Your task: The pictures get dropped, while every remaining part of the listing is copied exactly.

Data records:
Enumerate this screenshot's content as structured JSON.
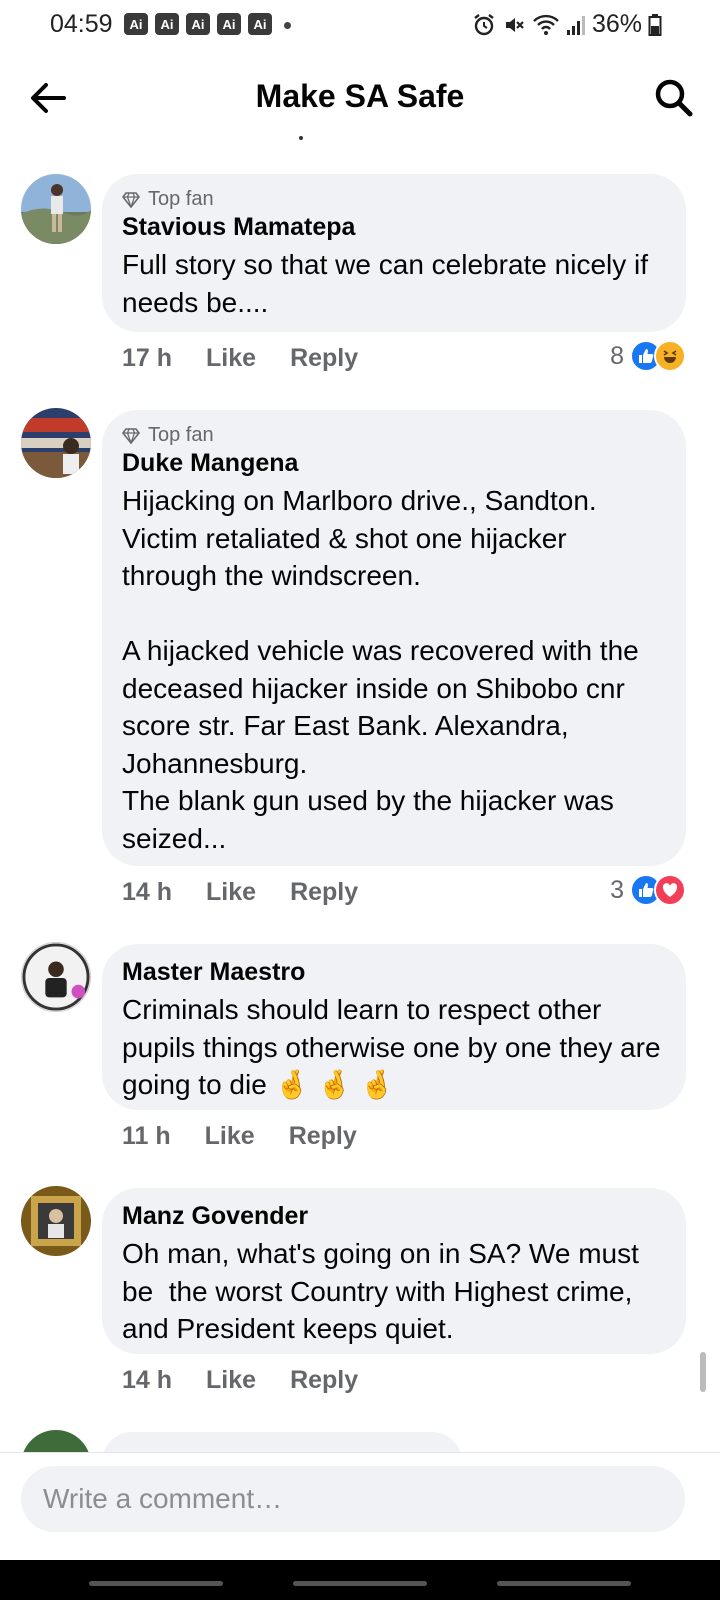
{
  "status_bar": {
    "time": "04:59",
    "badges": [
      "Ai",
      "Ai",
      "Ai",
      "Ai",
      "Ai"
    ],
    "battery": "36%"
  },
  "header": {
    "title": "Make SA Safe",
    "back_icon": "arrow-left-icon",
    "search_icon": "search-icon"
  },
  "comments": [
    {
      "badge": "Top fan",
      "author": "Stavious Mamatepa",
      "text": "Full story so that we can celebrate nicely if needs be....",
      "time": "17 h",
      "like": "Like",
      "reply": "Reply",
      "reaction_count": "8",
      "reactions": [
        "like",
        "haha"
      ]
    },
    {
      "badge": "Top fan",
      "author": "Duke Mangena",
      "text": "Hijacking on Marlboro drive., Sandton.\nVictim retaliated & shot one hijacker through the windscreen.\n\nA hijacked vehicle was recovered with the deceased hijacker inside on Shibobo cnr score str. Far East Bank. Alexandra, Johannesburg.\nThe blank gun used by the hijacker was seized...",
      "time": "14 h",
      "like": "Like",
      "reply": "Reply",
      "reaction_count": "3",
      "reactions": [
        "like",
        "love"
      ]
    },
    {
      "author": "Master Maestro",
      "text": "Criminals should learn to respect other pupils things otherwise one by one they are going to die 🤞 🤞 🤞",
      "time": "11 h",
      "like": "Like",
      "reply": "Reply"
    },
    {
      "author": "Manz Govender",
      "text": "Oh man, what's going on in SA? We must be  the worst Country with Highest crime, and President keeps quiet.",
      "time": "14 h",
      "like": "Like",
      "reply": "Reply"
    }
  ],
  "composer": {
    "placeholder": "Write a comment…"
  }
}
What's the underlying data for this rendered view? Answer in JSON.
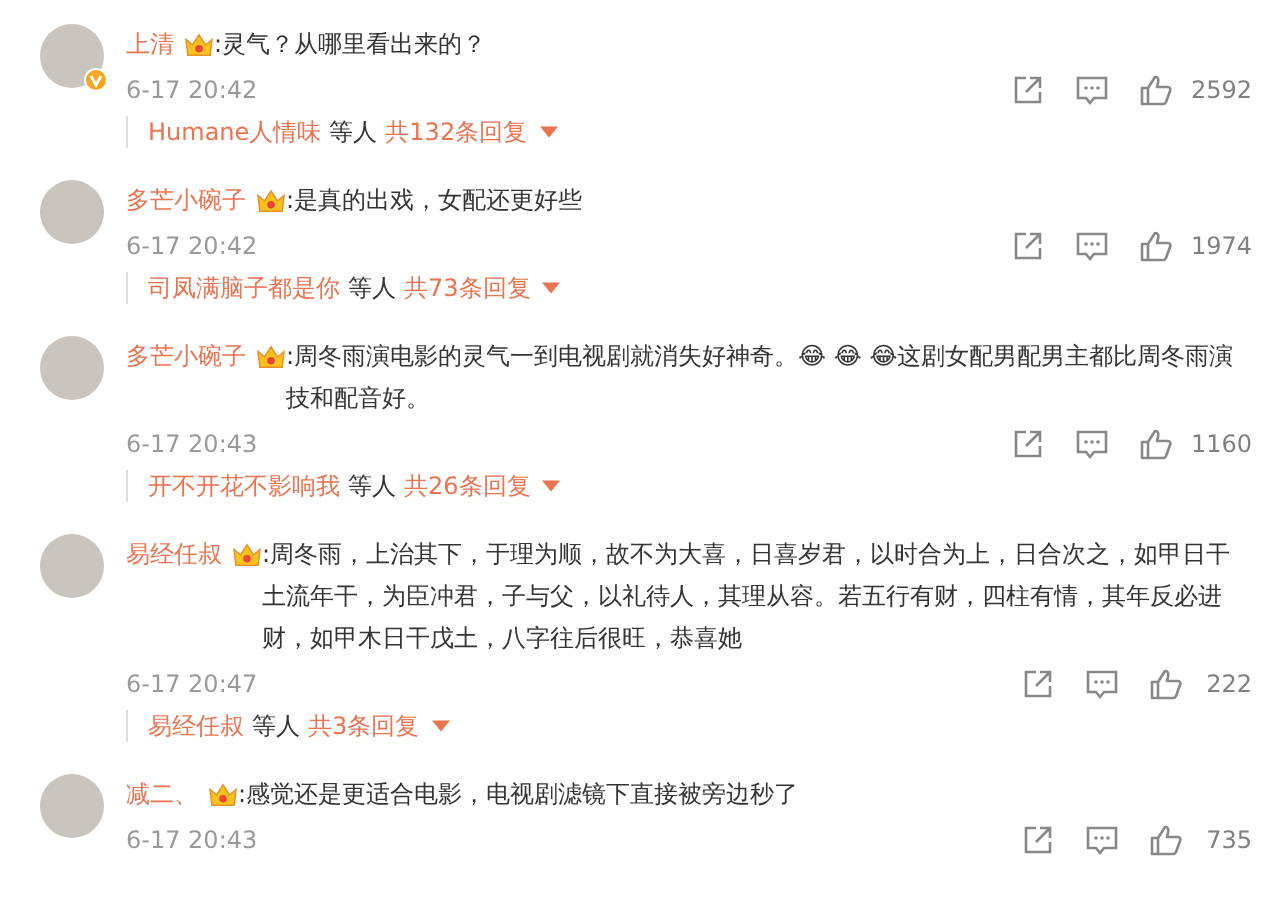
{
  "comments": [
    {
      "name": "上清",
      "verified": true,
      "text": ":灵气？从哪里看出来的？",
      "date": "6-17 20:42",
      "likes": "2592",
      "reply": {
        "name": "Humane人情味",
        "label": "等人",
        "count": "共132条回复"
      }
    },
    {
      "name": "多芒小碗子",
      "verified": false,
      "text": ":是真的出戏，女配还更好些",
      "date": "6-17 20:42",
      "likes": "1974",
      "reply": {
        "name": "司凤满脑子都是你",
        "label": "等人",
        "count": "共73条回复"
      }
    },
    {
      "name": "多芒小碗子",
      "verified": false,
      "text": ":周冬雨演电影的灵气一到电视剧就消失好神奇。😂 😂 😂这剧女配男配男主都比周冬雨演技和配音好。",
      "date": "6-17 20:43",
      "likes": "1160",
      "reply": {
        "name": "开不开花不影响我",
        "label": "等人",
        "count": "共26条回复"
      }
    },
    {
      "name": "易经任叔",
      "verified": false,
      "text": ":周冬雨，上治其下，于理为顺，故不为大喜，日喜岁君，以时合为上，日合次之，如甲日干土流年干，为臣冲君，子与父，以礼待人，其理从容。若五行有财，四柱有情，其年反必进财，如甲木日干戊土，八字往后很旺，恭喜她",
      "date": "6-17 20:47",
      "likes": "222",
      "reply": {
        "name": "易经任叔",
        "label": "等人",
        "count": "共3条回复"
      }
    },
    {
      "name": "减二、",
      "verified": false,
      "text": ":感觉还是更适合电影，电视剧滤镜下直接被旁边秒了",
      "date": "6-17 20:43",
      "likes": "735"
    }
  ]
}
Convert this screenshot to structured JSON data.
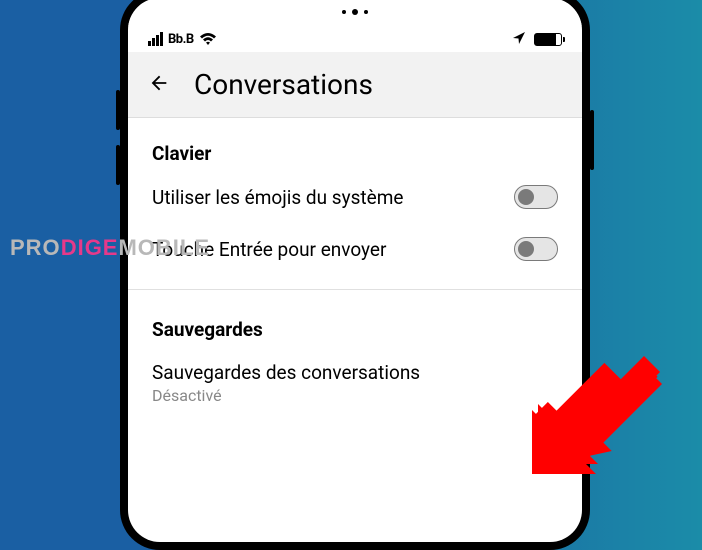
{
  "statusbar": {
    "carrier": "Bb.B"
  },
  "header": {
    "title": "Conversations"
  },
  "sections": {
    "keyboard": {
      "title": "Clavier",
      "emoji_label": "Utiliser les émojis du système",
      "enter_label": "Touche Entrée pour envoyer"
    },
    "backups": {
      "title": "Sauvegardes",
      "chat_backup_label": "Sauvegardes des conversations",
      "chat_backup_status": "Désactivé"
    }
  },
  "watermark": {
    "part1": "PRO",
    "part2": "DIGE",
    "part3": "MOBILE"
  }
}
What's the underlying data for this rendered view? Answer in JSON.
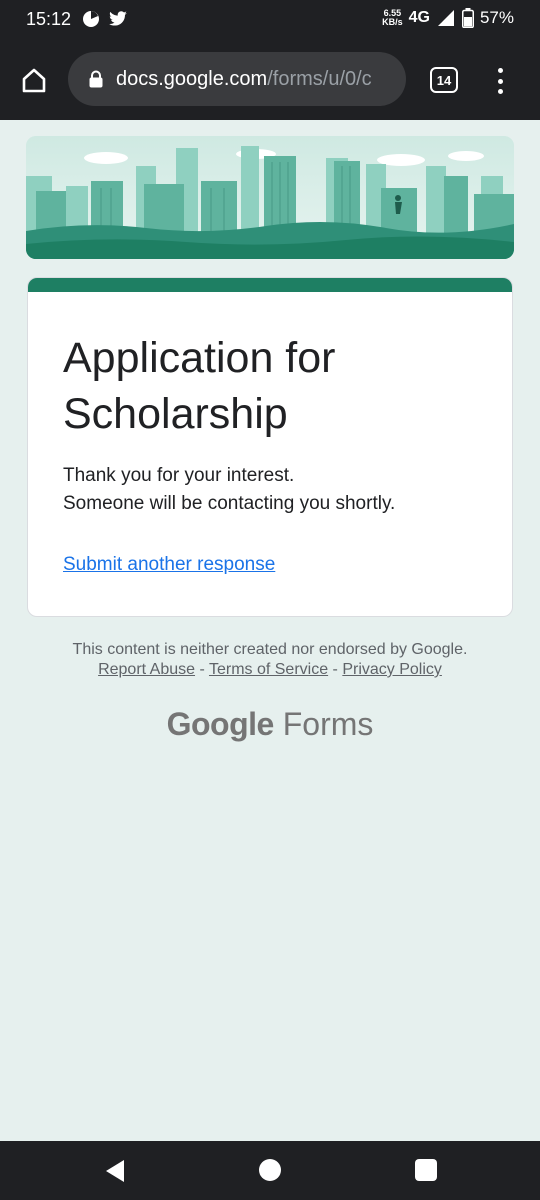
{
  "status_bar": {
    "time": "15:12",
    "net_speed_value": "6.55",
    "net_speed_unit": "KB/s",
    "network_type": "4G",
    "battery_percent": "57%",
    "icons": [
      "pie-app-icon",
      "twitter-icon",
      "signal-icon",
      "battery-icon"
    ]
  },
  "browser": {
    "url_host": "docs.google.com",
    "url_path": "/forms/u/0/c",
    "tab_count": "14"
  },
  "form": {
    "title": "Application for Scholarship",
    "message_line1": "Thank you for your interest.",
    "message_line2": "Someone will be contacting you shortly.",
    "submit_another_link": "Submit another response",
    "accent_color": "#1e7f63",
    "link_color": "#1a73e8"
  },
  "footer": {
    "disclaimer": "This content is neither created nor endorsed by Google.",
    "report_abuse": "Report Abuse",
    "separator1": " - ",
    "terms": "Terms of Service",
    "separator2": " - ",
    "privacy": "Privacy Policy",
    "brand_google": "Google",
    "brand_forms": " Forms"
  }
}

Output:
Enumerate this screenshot's content as structured JSON.
{
  "status_bar": {
    "time": "04:59",
    "badges": [
      "Ai",
      "Ai",
      "Ai",
      "Ai",
      "Ai"
    ],
    "battery": "36%"
  },
  "header": {
    "title": "Make SA Safe",
    "back_icon": "arrow-left-icon",
    "search_icon": "search-icon"
  },
  "comments": [
    {
      "badge": "Top fan",
      "author": "Stavious Mamatepa",
      "text": "Full story so that we can celebrate nicely if needs be....",
      "time": "17 h",
      "like": "Like",
      "reply": "Reply",
      "reaction_count": "8",
      "reactions": [
        "like",
        "haha"
      ]
    },
    {
      "badge": "Top fan",
      "author": "Duke Mangena",
      "text": "Hijacking on Marlboro drive., Sandton.\nVictim retaliated & shot one hijacker through the windscreen.\n\nA hijacked vehicle was recovered with the deceased hijacker inside on Shibobo cnr score str. Far East Bank. Alexandra, Johannesburg.\nThe blank gun used by the hijacker was seized...",
      "time": "14 h",
      "like": "Like",
      "reply": "Reply",
      "reaction_count": "3",
      "reactions": [
        "like",
        "love"
      ]
    },
    {
      "author": "Master Maestro",
      "text": "Criminals should learn to respect other pupils things otherwise one by one they are going to die 🤞 🤞 🤞",
      "time": "11 h",
      "like": "Like",
      "reply": "Reply"
    },
    {
      "author": "Manz Govender",
      "text": "Oh man, what's going on in SA? We must be  the worst Country with Highest crime, and President keeps quiet.",
      "time": "14 h",
      "like": "Like",
      "reply": "Reply"
    }
  ],
  "composer": {
    "placeholder": "Write a comment…"
  }
}
What's the underlying data for this rendered view? Answer in JSON.
{
  "comments": [
    {
      "name": "上清",
      "verified": true,
      "text": ":灵气？从哪里看出来的？",
      "date": "6-17 20:42",
      "likes": "2592",
      "reply": {
        "name": "Humane人情味",
        "label": "等人",
        "count": "共132条回复"
      }
    },
    {
      "name": "多芒小碗子",
      "verified": false,
      "text": ":是真的出戏，女配还更好些",
      "date": "6-17 20:42",
      "likes": "1974",
      "reply": {
        "name": "司凤满脑子都是你",
        "label": "等人",
        "count": "共73条回复"
      }
    },
    {
      "name": "多芒小碗子",
      "verified": false,
      "text": ":周冬雨演电影的灵气一到电视剧就消失好神奇。😂 😂 😂这剧女配男配男主都比周冬雨演技和配音好。",
      "date": "6-17 20:43",
      "likes": "1160",
      "reply": {
        "name": "开不开花不影响我",
        "label": "等人",
        "count": "共26条回复"
      }
    },
    {
      "name": "易经任叔",
      "verified": false,
      "text": ":周冬雨，上治其下，于理为顺，故不为大喜，日喜岁君，以时合为上，日合次之，如甲日干土流年干，为臣冲君，子与父，以礼待人，其理从容。若五行有财，四柱有情，其年反必进财，如甲木日干戊土，八字往后很旺，恭喜她",
      "date": "6-17 20:47",
      "likes": "222",
      "reply": {
        "name": "易经任叔",
        "label": "等人",
        "count": "共3条回复"
      }
    },
    {
      "name": "减二、",
      "verified": false,
      "text": ":感觉还是更适合电影，电视剧滤镜下直接被旁边秒了",
      "date": "6-17 20:43",
      "likes": "735"
    }
  ]
}
Convert this screenshot to structured JSON data.
{
  "statusbar": {
    "carrier": "Bb.B"
  },
  "header": {
    "title": "Conversations"
  },
  "sections": {
    "keyboard": {
      "title": "Clavier",
      "emoji_label": "Utiliser les émojis du système",
      "enter_label": "Touche Entrée pour envoyer"
    },
    "backups": {
      "title": "Sauvegardes",
      "chat_backup_label": "Sauvegardes des conversations",
      "chat_backup_status": "Désactivé"
    }
  },
  "watermark": {
    "part1": "PRO",
    "part2": "DIGE",
    "part3": "MOBILE"
  }
}
What's the underlying data for this rendered view? Answer in JSON.
{
  "status_bar": {
    "time": "15:12",
    "net_speed_value": "6.55",
    "net_speed_unit": "KB/s",
    "network_type": "4G",
    "battery_percent": "57%",
    "icons": [
      "pie-app-icon",
      "twitter-icon",
      "signal-icon",
      "battery-icon"
    ]
  },
  "browser": {
    "url_host": "docs.google.com",
    "url_path": "/forms/u/0/c",
    "tab_count": "14"
  },
  "form": {
    "title": "Application for Scholarship",
    "message_line1": "Thank you for your interest.",
    "message_line2": "Someone will be contacting you shortly.",
    "submit_another_link": "Submit another response",
    "accent_color": "#1e7f63",
    "link_color": "#1a73e8"
  },
  "footer": {
    "disclaimer": "This content is neither created nor endorsed by Google.",
    "report_abuse": "Report Abuse",
    "separator1": " - ",
    "terms": "Terms of Service",
    "separator2": " - ",
    "privacy": "Privacy Policy",
    "brand_google": "Google",
    "brand_forms": " Forms"
  }
}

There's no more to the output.